YOUR OBJECTIVE: Would you reproduce the listing exactly, leaving nothing out?

DATA:

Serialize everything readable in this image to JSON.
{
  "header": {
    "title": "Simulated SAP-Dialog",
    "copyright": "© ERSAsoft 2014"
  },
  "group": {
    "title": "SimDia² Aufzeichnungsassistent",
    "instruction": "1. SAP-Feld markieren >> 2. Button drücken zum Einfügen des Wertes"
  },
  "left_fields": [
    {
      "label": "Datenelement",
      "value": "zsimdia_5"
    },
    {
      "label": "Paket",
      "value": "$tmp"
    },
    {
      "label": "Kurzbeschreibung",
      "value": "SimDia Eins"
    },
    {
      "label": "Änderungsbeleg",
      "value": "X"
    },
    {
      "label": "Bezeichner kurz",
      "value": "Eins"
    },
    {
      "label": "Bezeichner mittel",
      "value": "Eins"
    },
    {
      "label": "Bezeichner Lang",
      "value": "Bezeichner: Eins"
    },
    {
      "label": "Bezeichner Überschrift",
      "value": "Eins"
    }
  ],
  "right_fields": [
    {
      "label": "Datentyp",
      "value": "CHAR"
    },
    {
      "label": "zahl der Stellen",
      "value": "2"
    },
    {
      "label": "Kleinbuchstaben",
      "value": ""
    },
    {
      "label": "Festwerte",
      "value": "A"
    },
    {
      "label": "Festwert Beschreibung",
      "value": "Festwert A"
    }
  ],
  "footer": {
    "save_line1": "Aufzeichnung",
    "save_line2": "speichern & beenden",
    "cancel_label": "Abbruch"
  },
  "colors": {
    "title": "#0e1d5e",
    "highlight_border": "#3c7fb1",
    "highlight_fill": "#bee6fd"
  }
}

EXERCISE RESPONSE:
Serialize everything readable in this image to JSON.
{
  "header": {
    "title": "Simulated SAP-Dialog",
    "copyright": "© ERSAsoft 2014"
  },
  "group": {
    "title": "SimDia² Aufzeichnungsassistent",
    "instruction": "1. SAP-Feld markieren >> 2. Button drücken zum Einfügen des Wertes"
  },
  "left_fields": [
    {
      "label": "Datenelement",
      "value": "zsimdia_5"
    },
    {
      "label": "Paket",
      "value": "$tmp"
    },
    {
      "label": "Kurzbeschreibung",
      "value": "SimDia Eins"
    },
    {
      "label": "Änderungsbeleg",
      "value": "X"
    },
    {
      "label": "Bezeichner kurz",
      "value": "Eins"
    },
    {
      "label": "Bezeichner mittel",
      "value": "Eins"
    },
    {
      "label": "Bezeichner Lang",
      "value": "Bezeichner: Eins"
    },
    {
      "label": "Bezeichner Überschrift",
      "value": "Eins"
    }
  ],
  "right_fields": [
    {
      "label": "Datentyp",
      "value": "CHAR"
    },
    {
      "label": "zahl der Stellen",
      "value": "2"
    },
    {
      "label": "Kleinbuchstaben",
      "value": ""
    },
    {
      "label": "Festwerte",
      "value": "A"
    },
    {
      "label": "Festwert Beschreibung",
      "value": "Festwert A"
    }
  ],
  "footer": {
    "save_line1": "Aufzeichnung",
    "save_line2": "speichern & beenden",
    "cancel_label": "Abbruch"
  },
  "colors": {
    "title": "#0e1d5e",
    "highlight_border": "#3c7fb1",
    "highlight_fill": "#bee6fd"
  }
}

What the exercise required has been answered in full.